If a line of the records contains the word "this", list it.

(Beginning of Records to use)

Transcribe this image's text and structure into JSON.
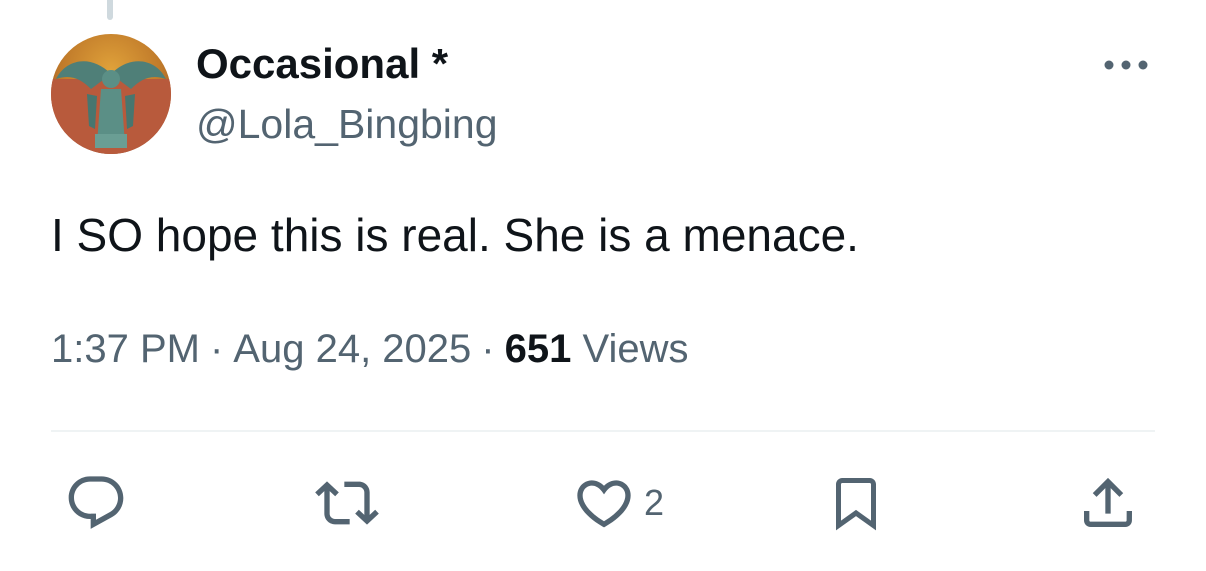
{
  "tweet": {
    "author": {
      "display_name": "Occasional *",
      "handle": "@Lola_Bingbing"
    },
    "text": "I SO hope this is real. She is a menace.",
    "time": "1:37 PM",
    "separator": "·",
    "date": "Aug 24, 2025",
    "views_count": "651",
    "views_label": "Views"
  },
  "actions": {
    "reply": {
      "icon": "reply-icon"
    },
    "retweet": {
      "icon": "retweet-icon"
    },
    "like": {
      "icon": "heart-icon",
      "count": "2"
    },
    "bookmark": {
      "icon": "bookmark-icon"
    },
    "share": {
      "icon": "share-icon"
    }
  },
  "colors": {
    "text_primary": "#0f1419",
    "text_secondary": "#536471",
    "divider": "#eff3f4"
  }
}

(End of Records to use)

Task result —
Transcribe this image's text and structure into JSON.
    "text": "I SO hope this is real. She is a menace.",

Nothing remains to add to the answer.